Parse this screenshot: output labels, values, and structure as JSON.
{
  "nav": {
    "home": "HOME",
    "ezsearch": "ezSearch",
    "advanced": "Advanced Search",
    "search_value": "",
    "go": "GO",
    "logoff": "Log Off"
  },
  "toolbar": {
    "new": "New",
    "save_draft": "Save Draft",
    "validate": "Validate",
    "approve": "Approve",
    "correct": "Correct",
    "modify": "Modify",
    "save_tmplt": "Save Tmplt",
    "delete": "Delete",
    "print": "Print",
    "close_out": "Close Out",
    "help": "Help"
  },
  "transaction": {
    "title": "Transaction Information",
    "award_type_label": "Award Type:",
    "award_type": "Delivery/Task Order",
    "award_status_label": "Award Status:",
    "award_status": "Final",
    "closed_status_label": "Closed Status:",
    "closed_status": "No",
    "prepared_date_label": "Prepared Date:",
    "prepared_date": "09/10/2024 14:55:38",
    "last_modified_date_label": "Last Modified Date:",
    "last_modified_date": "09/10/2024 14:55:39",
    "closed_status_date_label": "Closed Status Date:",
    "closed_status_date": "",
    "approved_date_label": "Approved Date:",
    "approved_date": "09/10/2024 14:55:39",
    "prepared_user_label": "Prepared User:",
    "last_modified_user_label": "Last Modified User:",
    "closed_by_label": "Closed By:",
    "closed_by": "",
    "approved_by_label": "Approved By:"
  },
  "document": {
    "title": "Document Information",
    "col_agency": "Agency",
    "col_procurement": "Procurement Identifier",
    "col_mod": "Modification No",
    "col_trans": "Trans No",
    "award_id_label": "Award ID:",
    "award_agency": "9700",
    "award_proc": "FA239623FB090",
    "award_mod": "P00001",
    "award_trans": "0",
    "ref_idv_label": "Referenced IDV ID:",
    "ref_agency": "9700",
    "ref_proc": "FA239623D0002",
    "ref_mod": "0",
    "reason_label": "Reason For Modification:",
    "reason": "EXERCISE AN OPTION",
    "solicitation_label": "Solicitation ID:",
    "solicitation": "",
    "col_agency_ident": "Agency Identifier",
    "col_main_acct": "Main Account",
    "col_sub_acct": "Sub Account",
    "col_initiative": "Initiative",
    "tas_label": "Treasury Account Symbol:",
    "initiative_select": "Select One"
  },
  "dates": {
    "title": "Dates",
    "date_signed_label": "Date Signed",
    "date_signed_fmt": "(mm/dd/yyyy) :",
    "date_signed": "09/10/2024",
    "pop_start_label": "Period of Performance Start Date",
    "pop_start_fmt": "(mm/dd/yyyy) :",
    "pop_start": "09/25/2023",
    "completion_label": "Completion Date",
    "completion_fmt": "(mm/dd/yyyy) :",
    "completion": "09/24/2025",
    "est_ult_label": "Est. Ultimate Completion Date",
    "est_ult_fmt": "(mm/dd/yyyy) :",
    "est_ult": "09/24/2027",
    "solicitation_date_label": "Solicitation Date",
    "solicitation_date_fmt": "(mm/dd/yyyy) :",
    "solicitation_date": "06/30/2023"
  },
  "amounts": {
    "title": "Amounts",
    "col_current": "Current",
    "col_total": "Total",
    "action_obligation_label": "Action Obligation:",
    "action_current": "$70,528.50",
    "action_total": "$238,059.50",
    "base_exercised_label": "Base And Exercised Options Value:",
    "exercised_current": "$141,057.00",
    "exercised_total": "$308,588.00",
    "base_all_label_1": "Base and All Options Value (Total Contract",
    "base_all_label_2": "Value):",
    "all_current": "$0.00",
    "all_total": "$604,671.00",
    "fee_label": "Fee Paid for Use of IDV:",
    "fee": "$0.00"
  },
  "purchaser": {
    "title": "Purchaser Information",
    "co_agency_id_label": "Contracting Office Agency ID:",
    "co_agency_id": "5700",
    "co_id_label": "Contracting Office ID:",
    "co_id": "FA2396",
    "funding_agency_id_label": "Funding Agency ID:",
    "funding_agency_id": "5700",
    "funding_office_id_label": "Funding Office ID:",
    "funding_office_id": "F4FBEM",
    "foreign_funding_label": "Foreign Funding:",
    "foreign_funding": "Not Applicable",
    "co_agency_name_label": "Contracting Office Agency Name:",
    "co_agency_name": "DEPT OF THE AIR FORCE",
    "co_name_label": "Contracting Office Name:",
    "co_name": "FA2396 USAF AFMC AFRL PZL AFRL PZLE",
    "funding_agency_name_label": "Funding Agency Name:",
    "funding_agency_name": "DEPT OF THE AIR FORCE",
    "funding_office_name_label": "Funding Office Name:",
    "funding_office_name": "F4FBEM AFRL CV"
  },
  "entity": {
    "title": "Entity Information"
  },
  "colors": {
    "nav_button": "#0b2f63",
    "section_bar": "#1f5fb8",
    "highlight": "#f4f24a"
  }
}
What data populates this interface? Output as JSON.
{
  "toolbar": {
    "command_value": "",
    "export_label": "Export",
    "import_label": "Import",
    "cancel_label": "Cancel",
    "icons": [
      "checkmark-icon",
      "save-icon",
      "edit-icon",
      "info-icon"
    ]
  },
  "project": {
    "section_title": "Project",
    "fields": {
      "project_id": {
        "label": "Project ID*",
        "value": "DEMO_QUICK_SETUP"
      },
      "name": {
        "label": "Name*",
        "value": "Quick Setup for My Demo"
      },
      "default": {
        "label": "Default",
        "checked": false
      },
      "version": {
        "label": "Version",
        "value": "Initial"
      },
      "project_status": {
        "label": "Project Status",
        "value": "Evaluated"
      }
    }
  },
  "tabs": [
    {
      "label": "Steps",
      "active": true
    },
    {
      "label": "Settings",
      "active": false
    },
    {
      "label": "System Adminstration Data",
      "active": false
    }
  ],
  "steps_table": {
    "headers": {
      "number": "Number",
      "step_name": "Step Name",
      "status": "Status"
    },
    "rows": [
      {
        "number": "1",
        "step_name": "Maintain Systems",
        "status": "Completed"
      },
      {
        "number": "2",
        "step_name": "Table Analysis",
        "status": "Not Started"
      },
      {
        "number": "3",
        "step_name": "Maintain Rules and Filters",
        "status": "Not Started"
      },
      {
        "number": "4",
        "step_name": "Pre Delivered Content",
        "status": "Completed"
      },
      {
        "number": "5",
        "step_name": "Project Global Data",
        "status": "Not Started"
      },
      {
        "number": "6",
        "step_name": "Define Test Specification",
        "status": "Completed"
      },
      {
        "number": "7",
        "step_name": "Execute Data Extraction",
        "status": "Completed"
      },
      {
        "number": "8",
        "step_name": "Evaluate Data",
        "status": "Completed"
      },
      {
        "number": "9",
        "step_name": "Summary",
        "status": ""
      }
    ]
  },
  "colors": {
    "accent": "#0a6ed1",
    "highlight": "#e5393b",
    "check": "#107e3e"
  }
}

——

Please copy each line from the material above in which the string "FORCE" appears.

PROBLEM SOLUTION —
    "co_agency_name": "DEPT OF THE AIR FORCE",
    "funding_agency_name": "DEPT OF THE AIR FORCE",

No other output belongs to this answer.